can sketch an inn like the best kind of letter-writers

[he] preceded me along the sanded passage to his best parlour, a neat carpeted room with more plants in it than were quite convenient, a coloured print of Queen Caroline, several shells, a good many tea-trays, two stuffed and dried fish in glass cases, and either a curious egg or a curious pumpkin (but I don’t know which, and I doubt if many people did) hanging from the ceiling.

and convey a father-daughter relationship with a few strokes of the pen:

“He comes here every evening”, returned Caddy, “and is so fond of sitting in that corner that it’s a pleasure to see him.” Looking at the corner, I plainly perceived the mark of Mr Jellyby’s head. It was consolatory to know that he had found such a place to rest it.

Most of all, Dickens is funny and that makes his books perfect for settling down with on an autumn evening to enjoy. Mr Badger respectfully reminding his dinner guests that his predecessor as Mrs B’s husband was Professor Dingo “of European reputation” must have made many readers laugh, along with Mr Skimpole chiding a debt collector for arriving on his blue-eyed daughter’s birthday. My favourite, though, must be this Cockney rant, still recognisable today, delivered to the interfering social worker and showing how far Dickens is from the popular stereotype of him as a stiff, conventional, preachy writer:

“Now you’re a-going to poll pry and question according to custom – I know what you’re a-going to be up to. Well! I’ll save you the trouble. Have I read the little book wot you left? No I haven’t read the little book wot you left. There an’t nobody here as knows how to read it and if there was, it wouldn’t be suitable to me. It’s a book for a babby and I an’t a babby. If you left me a doll I shouldn’t nuss it. How have I been conducting of myself? Why I’ve been drunk for three days and I’da been drunk four if I’da had the money. Don’t I never mean for to go for to church? No I don’t never mean to go for to church. I shouldn’t be expected there if I did; the beadle’s too genteel for me. And how did my wife get that black eye? Why, I give it her; and if she says I didn’t she’s a lie!

Leave a Reply

Fill in your details below or click an icon to log in:

WordPress.com Logo

You are commenting using your WordPress.com account. Log Out / Change )

Twitter picture

You are commenting using your Twitter account. Log Out / Change )

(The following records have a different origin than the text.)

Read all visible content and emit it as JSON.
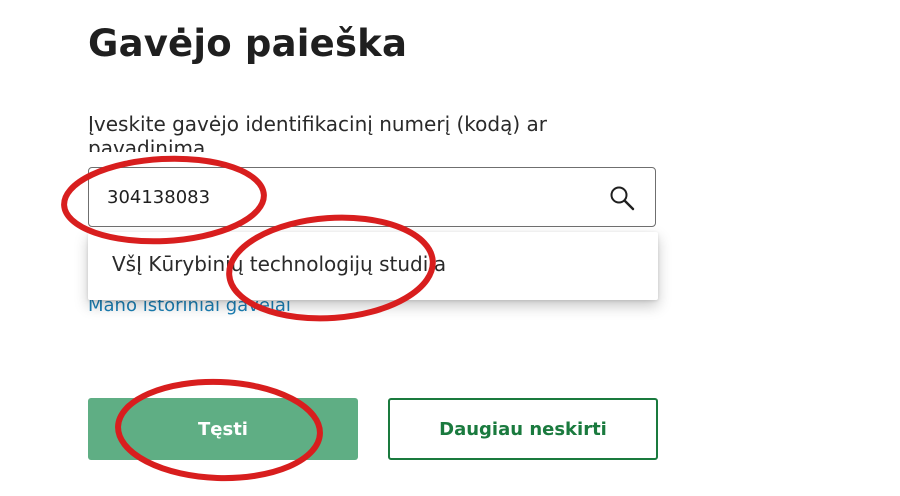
{
  "page": {
    "title": "Gavėjo paieška"
  },
  "search": {
    "label": "Įveskite gavėjo identifikacinį numerį (kodą) ar pavadinimą",
    "value": "304138083",
    "icon": "search-icon"
  },
  "suggestions": [
    {
      "label": "VšĮ Kūrybinių technologijų studija"
    }
  ],
  "history_link": "Mano istoriniai gavėjai",
  "buttons": {
    "continue_label": "Tęsti",
    "more_label": "Daugiau neskirti"
  },
  "colors": {
    "primary_button": "#5fae84",
    "secondary_button_border": "#1a7a3e",
    "link": "#1a7fb5",
    "annotation": "#d81e1e"
  }
}
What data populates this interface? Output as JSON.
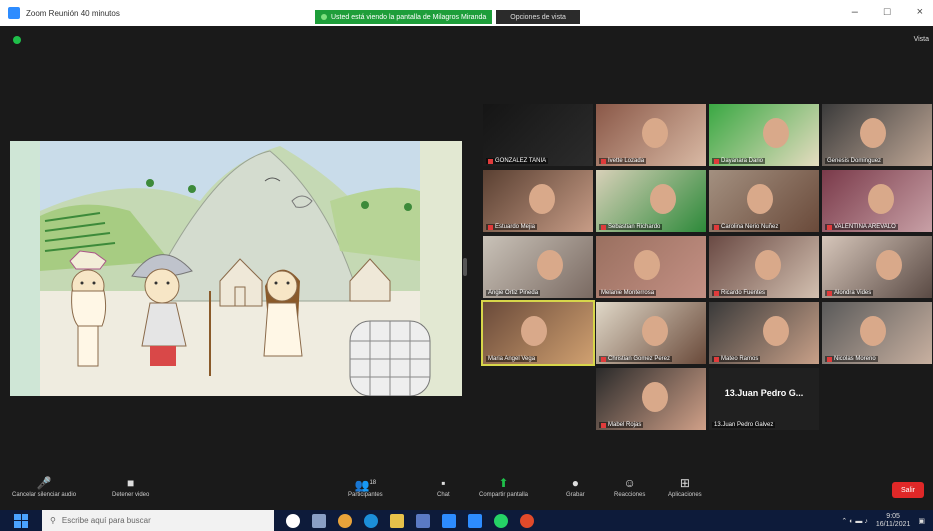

Facebook photo

You are commenting using your Facebook account. Log Out / Change )

Google+ photo

You are commenting using your Google+ account. Log Out / Change )

Connecting to %s